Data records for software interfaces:
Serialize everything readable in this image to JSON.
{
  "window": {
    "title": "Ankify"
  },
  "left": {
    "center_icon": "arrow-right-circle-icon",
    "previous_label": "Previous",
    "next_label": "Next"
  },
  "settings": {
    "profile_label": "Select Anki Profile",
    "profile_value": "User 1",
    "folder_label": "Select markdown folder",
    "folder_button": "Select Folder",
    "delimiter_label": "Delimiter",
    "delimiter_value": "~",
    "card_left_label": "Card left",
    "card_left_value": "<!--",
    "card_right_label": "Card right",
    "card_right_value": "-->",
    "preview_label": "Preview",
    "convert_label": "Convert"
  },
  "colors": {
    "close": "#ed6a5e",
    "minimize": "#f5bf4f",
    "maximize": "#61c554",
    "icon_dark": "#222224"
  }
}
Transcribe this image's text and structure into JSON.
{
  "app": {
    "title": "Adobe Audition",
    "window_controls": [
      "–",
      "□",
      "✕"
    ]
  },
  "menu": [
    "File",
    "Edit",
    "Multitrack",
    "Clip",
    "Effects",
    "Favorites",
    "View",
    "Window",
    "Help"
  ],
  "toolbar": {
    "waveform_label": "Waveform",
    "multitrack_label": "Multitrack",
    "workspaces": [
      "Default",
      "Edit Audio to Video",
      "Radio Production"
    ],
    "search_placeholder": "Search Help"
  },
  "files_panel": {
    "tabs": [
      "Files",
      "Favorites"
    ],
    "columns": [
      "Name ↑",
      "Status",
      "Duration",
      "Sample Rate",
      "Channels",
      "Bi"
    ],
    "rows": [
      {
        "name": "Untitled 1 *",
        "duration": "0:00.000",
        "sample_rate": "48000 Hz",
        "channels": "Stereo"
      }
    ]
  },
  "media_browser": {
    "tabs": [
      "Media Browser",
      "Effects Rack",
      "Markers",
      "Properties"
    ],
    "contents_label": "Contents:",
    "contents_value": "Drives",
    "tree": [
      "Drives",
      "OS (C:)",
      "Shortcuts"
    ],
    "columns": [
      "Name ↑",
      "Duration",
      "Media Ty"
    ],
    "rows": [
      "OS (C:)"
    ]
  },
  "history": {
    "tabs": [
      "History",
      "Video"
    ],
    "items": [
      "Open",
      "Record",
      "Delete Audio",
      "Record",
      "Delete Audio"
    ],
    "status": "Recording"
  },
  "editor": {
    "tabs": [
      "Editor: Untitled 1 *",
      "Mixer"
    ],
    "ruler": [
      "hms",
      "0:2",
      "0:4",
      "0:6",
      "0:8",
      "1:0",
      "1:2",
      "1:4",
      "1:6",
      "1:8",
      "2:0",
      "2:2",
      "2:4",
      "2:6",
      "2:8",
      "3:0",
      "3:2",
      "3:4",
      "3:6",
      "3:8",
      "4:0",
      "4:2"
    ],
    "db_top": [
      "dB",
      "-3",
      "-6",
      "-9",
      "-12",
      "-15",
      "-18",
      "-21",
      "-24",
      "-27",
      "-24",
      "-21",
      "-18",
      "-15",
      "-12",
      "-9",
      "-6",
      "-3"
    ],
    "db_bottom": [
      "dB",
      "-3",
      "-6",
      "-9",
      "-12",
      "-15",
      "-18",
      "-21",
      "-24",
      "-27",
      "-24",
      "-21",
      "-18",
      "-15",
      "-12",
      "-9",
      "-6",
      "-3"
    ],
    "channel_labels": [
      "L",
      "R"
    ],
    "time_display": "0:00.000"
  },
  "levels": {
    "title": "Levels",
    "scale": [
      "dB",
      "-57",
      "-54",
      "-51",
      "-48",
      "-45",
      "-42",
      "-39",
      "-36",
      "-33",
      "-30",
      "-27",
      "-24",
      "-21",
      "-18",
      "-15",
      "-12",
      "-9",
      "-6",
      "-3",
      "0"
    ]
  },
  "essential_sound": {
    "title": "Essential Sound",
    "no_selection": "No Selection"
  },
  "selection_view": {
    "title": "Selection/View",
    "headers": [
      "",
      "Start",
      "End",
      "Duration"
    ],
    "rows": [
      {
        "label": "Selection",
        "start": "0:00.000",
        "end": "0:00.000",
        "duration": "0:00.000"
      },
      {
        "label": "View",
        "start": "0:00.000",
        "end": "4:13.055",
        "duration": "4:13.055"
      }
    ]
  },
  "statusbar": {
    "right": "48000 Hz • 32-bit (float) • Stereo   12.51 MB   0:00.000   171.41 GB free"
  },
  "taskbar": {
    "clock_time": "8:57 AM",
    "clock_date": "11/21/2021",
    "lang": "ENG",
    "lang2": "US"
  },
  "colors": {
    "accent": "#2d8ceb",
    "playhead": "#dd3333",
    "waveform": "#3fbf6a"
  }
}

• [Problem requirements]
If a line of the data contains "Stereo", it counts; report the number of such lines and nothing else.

• [Exercise solution]
2